##### Provided material #####
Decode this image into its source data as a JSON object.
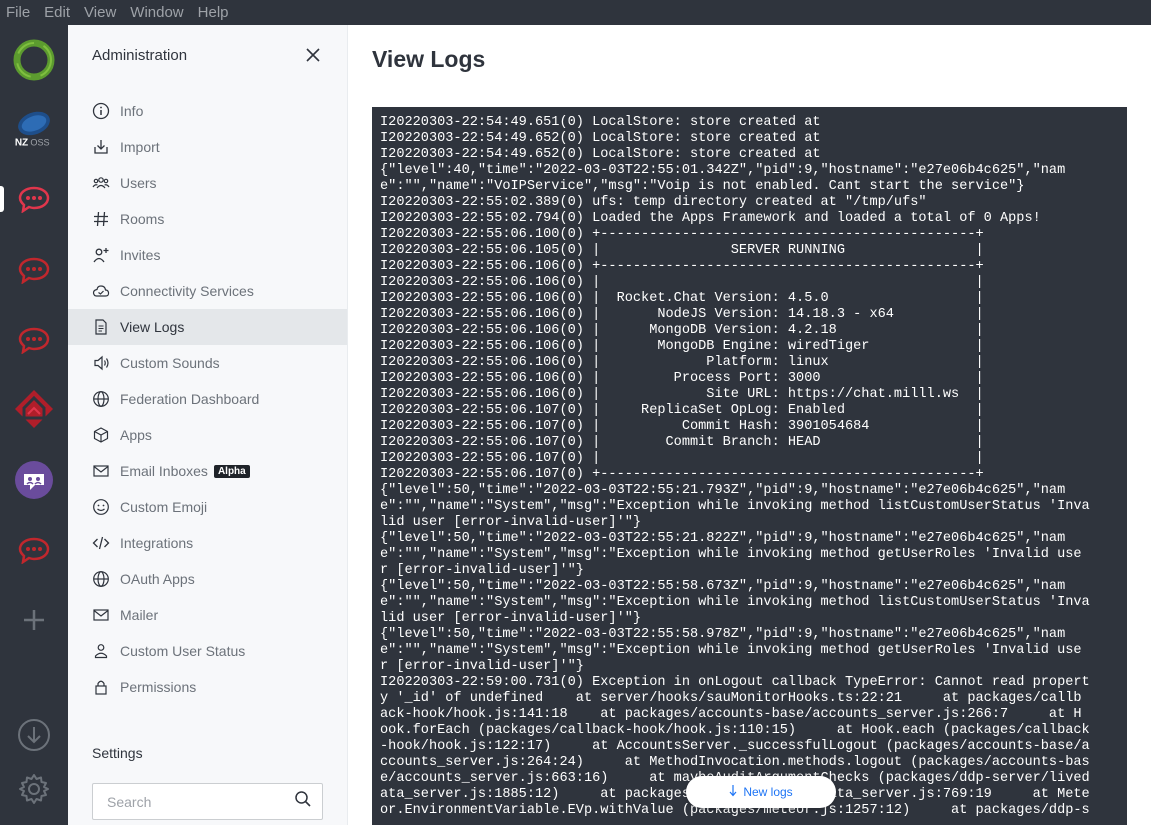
{
  "menubar": {
    "items": [
      "File",
      "Edit",
      "View",
      "Window",
      "Help"
    ]
  },
  "sidebar": {
    "title": "Administration",
    "items": [
      {
        "label": "Info",
        "icon": "info-icon"
      },
      {
        "label": "Import",
        "icon": "import-icon"
      },
      {
        "label": "Users",
        "icon": "users-icon"
      },
      {
        "label": "Rooms",
        "icon": "hashtag-icon"
      },
      {
        "label": "Invites",
        "icon": "user-plus-icon"
      },
      {
        "label": "Connectivity Services",
        "icon": "cloud-icon"
      },
      {
        "label": "View Logs",
        "icon": "document-icon",
        "active": true
      },
      {
        "label": "Custom Sounds",
        "icon": "speaker-icon"
      },
      {
        "label": "Federation Dashboard",
        "icon": "globe-icon"
      },
      {
        "label": "Apps",
        "icon": "cube-icon"
      },
      {
        "label": "Email Inboxes",
        "icon": "mail-icon",
        "badge": "Alpha"
      },
      {
        "label": "Custom Emoji",
        "icon": "emoji-icon"
      },
      {
        "label": "Integrations",
        "icon": "code-icon"
      },
      {
        "label": "OAuth Apps",
        "icon": "globe-icon"
      },
      {
        "label": "Mailer",
        "icon": "mail-icon"
      },
      {
        "label": "Custom User Status",
        "icon": "user-icon"
      },
      {
        "label": "Permissions",
        "icon": "lock-icon"
      }
    ],
    "settings_label": "Settings",
    "search_placeholder": "Search"
  },
  "main": {
    "title": "View Logs",
    "new_logs_label": "New logs",
    "log_lines": [
      "I20220303-22:54:49.651(0) LocalStore: store created at",
      "I20220303-22:54:49.652(0) LocalStore: store created at",
      "I20220303-22:54:49.652(0) LocalStore: store created at",
      "{\"level\":40,\"time\":\"2022-03-03T22:55:01.342Z\",\"pid\":9,\"hostname\":\"e27e06b4c625\",\"nam",
      "e\":\"\",\"name\":\"VoIPService\",\"msg\":\"Voip is not enabled. Cant start the service\"}",
      "I20220303-22:55:02.389(0) ufs: temp directory created at \"/tmp/ufs\"",
      "I20220303-22:55:02.794(0) Loaded the Apps Framework and loaded a total of 0 Apps!",
      "I20220303-22:55:06.100(0) +----------------------------------------------+",
      "I20220303-22:55:06.105(0) |                SERVER RUNNING                |",
      "I20220303-22:55:06.106(0) +----------------------------------------------+",
      "I20220303-22:55:06.106(0) |                                              |",
      "I20220303-22:55:06.106(0) |  Rocket.Chat Version: 4.5.0                  |",
      "I20220303-22:55:06.106(0) |       NodeJS Version: 14.18.3 - x64          |",
      "I20220303-22:55:06.106(0) |      MongoDB Version: 4.2.18                 |",
      "I20220303-22:55:06.106(0) |       MongoDB Engine: wiredTiger             |",
      "I20220303-22:55:06.106(0) |             Platform: linux                  |",
      "I20220303-22:55:06.106(0) |         Process Port: 3000                   |",
      "I20220303-22:55:06.106(0) |             Site URL: https://chat.milll.ws  |",
      "I20220303-22:55:06.107(0) |     ReplicaSet OpLog: Enabled                |",
      "I20220303-22:55:06.107(0) |          Commit Hash: 3901054684             |",
      "I20220303-22:55:06.107(0) |        Commit Branch: HEAD                   |",
      "I20220303-22:55:06.107(0) |                                              |",
      "I20220303-22:55:06.107(0) +----------------------------------------------+",
      "{\"level\":50,\"time\":\"2022-03-03T22:55:21.793Z\",\"pid\":9,\"hostname\":\"e27e06b4c625\",\"nam",
      "e\":\"\",\"name\":\"System\",\"msg\":\"Exception while invoking method listCustomUserStatus 'Inva",
      "lid user [error-invalid-user]'\"}",
      "{\"level\":50,\"time\":\"2022-03-03T22:55:21.822Z\",\"pid\":9,\"hostname\":\"e27e06b4c625\",\"nam",
      "e\":\"\",\"name\":\"System\",\"msg\":\"Exception while invoking method getUserRoles 'Invalid use",
      "r [error-invalid-user]'\"}",
      "{\"level\":50,\"time\":\"2022-03-03T22:55:58.673Z\",\"pid\":9,\"hostname\":\"e27e06b4c625\",\"nam",
      "e\":\"\",\"name\":\"System\",\"msg\":\"Exception while invoking method listCustomUserStatus 'Inva",
      "lid user [error-invalid-user]'\"}",
      "{\"level\":50,\"time\":\"2022-03-03T22:55:58.978Z\",\"pid\":9,\"hostname\":\"e27e06b4c625\",\"nam",
      "e\":\"\",\"name\":\"System\",\"msg\":\"Exception while invoking method getUserRoles 'Invalid use",
      "r [error-invalid-user]'\"}",
      "I20220303-22:59:00.731(0) Exception in onLogout callback TypeError: Cannot read propert",
      "y '_id' of undefined    at server/hooks/sauMonitorHooks.ts:22:21     at packages/callb",
      "ack-hook/hook.js:141:18    at packages/accounts-base/accounts_server.js:266:7     at H",
      "ook.forEach (packages/callback-hook/hook.js:110:15)     at Hook.each (packages/callback",
      "-hook/hook.js:122:17)     at AccountsServer._successfulLogout (packages/accounts-base/a",
      "ccounts_server.js:264:24)     at MethodInvocation.methods.logout (packages/accounts-bas",
      "e/accounts_server.js:663:16)     at maybeAuditArgumentChecks (packages/ddp-server/lived",
      "ata_server.js:1885:12)     at packages/ddp-server/livedata_server.js:769:19     at Mete",
      "or.EnvironmentVariable.EVp.withValue (packages/meteor.js:1257:12)     at packages/ddp-s"
    ]
  },
  "rail": {
    "items": [
      "workspace-ring-icon",
      "nzoss-icon",
      "rocketchat-icon",
      "rocketchat-icon",
      "rocketchat-icon",
      "house-logo-icon",
      "group-chat-icon",
      "rocketchat-icon",
      "add-server-icon",
      "download-icon",
      "settings-gear-icon"
    ]
  },
  "colors": {
    "rail_bg": "#2f343d",
    "accent_red": "#e0364c",
    "link_blue": "#1d74f5",
    "active_item": "#e4e7ea"
  }
}
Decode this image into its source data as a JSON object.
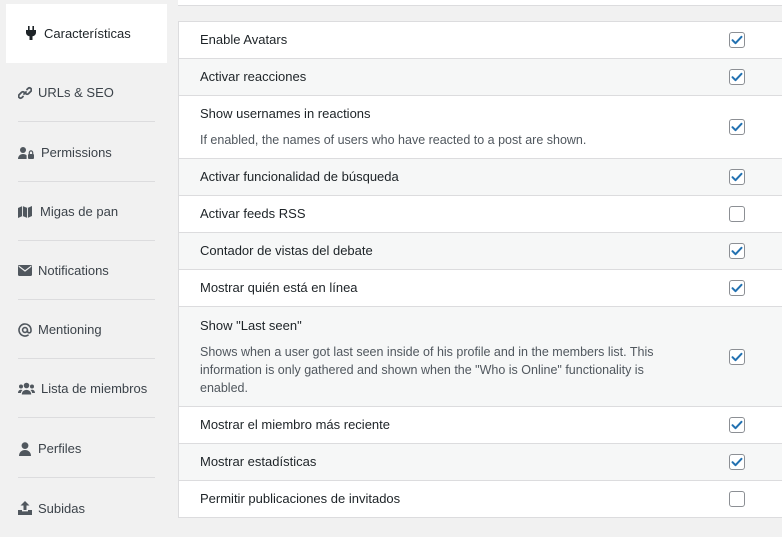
{
  "sidebar": {
    "items": [
      {
        "label": "Características",
        "icon": "plug-icon",
        "active": true
      },
      {
        "label": "URLs & SEO",
        "icon": "link-icon"
      },
      {
        "label": "Permissions",
        "icon": "user-lock-icon"
      },
      {
        "label": "Migas de pan",
        "icon": "map-icon"
      },
      {
        "label": "Notifications",
        "icon": "envelope-icon"
      },
      {
        "label": "Mentioning",
        "icon": "at-icon"
      },
      {
        "label": "Lista de miembros",
        "icon": "users-icon"
      },
      {
        "label": "Perfiles",
        "icon": "user-icon"
      },
      {
        "label": "Subidas",
        "icon": "upload-icon"
      }
    ]
  },
  "settings": {
    "rows": [
      {
        "title": "Enable Avatars",
        "checked": true
      },
      {
        "title": "Activar reacciones",
        "checked": true
      },
      {
        "title": "Show usernames in reactions",
        "description": "If enabled, the names of users who have reacted to a post are shown.",
        "checked": true
      },
      {
        "title": "Activar funcionalidad de búsqueda",
        "checked": true
      },
      {
        "title": "Activar feeds RSS",
        "checked": false
      },
      {
        "title": "Contador de vistas del debate",
        "checked": true
      },
      {
        "title": "Mostrar quién está en línea",
        "checked": true
      },
      {
        "title": "Show \"Last seen\"",
        "description": "Shows when a user got last seen inside of his profile and in the members list. This information is only gathered and shown when the \"Who is Online\" functionality is enabled.",
        "checked": true
      },
      {
        "title": "Mostrar el miembro más reciente",
        "checked": true
      },
      {
        "title": "Mostrar estadísticas",
        "checked": true
      },
      {
        "title": "Permitir publicaciones de invitados",
        "checked": false
      }
    ]
  },
  "colors": {
    "checkmark": "#2271b1",
    "active_tab_bg": "#ffffff",
    "row_alt_bg": "#f6f7f7"
  }
}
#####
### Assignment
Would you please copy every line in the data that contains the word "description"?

### Written response
        "description": "If enabled, the names of users who have reacted to a post are shown.",
        "description": "Shows when a user got last seen inside of his profile and in the members list. This information is only gathered and shown when the \"Who is Online\" functionality is enabled.",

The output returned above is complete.